DATASET EXCERPTS:
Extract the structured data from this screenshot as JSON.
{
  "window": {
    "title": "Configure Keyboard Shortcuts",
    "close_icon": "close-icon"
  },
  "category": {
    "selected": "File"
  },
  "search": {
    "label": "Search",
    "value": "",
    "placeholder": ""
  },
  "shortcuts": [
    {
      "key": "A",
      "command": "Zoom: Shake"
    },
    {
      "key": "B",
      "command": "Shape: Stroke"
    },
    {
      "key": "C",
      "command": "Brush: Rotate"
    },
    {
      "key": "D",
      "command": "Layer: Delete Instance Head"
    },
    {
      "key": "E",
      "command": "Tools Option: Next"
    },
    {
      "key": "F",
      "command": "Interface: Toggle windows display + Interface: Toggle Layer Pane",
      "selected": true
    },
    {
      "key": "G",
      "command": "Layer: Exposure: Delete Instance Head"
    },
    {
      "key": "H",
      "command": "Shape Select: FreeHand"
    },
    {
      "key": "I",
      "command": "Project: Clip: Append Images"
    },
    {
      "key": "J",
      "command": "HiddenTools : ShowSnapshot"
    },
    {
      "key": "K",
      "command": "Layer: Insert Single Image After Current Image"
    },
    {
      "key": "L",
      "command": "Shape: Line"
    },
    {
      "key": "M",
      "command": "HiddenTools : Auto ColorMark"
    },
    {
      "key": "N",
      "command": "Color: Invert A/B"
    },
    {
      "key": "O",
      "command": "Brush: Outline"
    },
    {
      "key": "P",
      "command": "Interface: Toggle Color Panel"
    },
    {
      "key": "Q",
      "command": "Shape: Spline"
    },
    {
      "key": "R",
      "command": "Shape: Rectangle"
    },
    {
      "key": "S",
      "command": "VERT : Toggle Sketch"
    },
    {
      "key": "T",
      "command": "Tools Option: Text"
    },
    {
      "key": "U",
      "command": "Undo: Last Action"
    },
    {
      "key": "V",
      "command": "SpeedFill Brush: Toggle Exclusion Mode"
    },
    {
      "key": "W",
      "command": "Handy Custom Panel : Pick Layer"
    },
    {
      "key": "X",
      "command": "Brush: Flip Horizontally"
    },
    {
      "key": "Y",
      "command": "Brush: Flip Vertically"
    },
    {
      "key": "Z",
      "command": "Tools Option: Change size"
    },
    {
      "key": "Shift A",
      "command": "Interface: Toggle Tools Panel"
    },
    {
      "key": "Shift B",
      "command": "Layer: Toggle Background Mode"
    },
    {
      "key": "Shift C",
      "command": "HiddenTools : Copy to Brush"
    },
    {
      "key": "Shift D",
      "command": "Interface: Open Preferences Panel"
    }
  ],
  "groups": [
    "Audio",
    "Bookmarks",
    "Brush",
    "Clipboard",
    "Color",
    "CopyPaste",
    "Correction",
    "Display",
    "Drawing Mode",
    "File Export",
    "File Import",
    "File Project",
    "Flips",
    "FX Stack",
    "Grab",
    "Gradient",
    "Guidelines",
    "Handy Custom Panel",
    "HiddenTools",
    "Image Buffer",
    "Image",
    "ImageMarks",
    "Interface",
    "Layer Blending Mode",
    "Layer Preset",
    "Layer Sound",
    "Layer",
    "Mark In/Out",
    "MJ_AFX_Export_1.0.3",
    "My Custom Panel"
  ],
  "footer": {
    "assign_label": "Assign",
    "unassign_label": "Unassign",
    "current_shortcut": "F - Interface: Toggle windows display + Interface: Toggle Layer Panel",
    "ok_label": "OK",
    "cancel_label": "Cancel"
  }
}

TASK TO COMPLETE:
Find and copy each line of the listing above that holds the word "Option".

TASK RESPONSE:
      "command": "Tools Option: Next"
      "command": "Tools Option: Text"
      "command": "Tools Option: Change size"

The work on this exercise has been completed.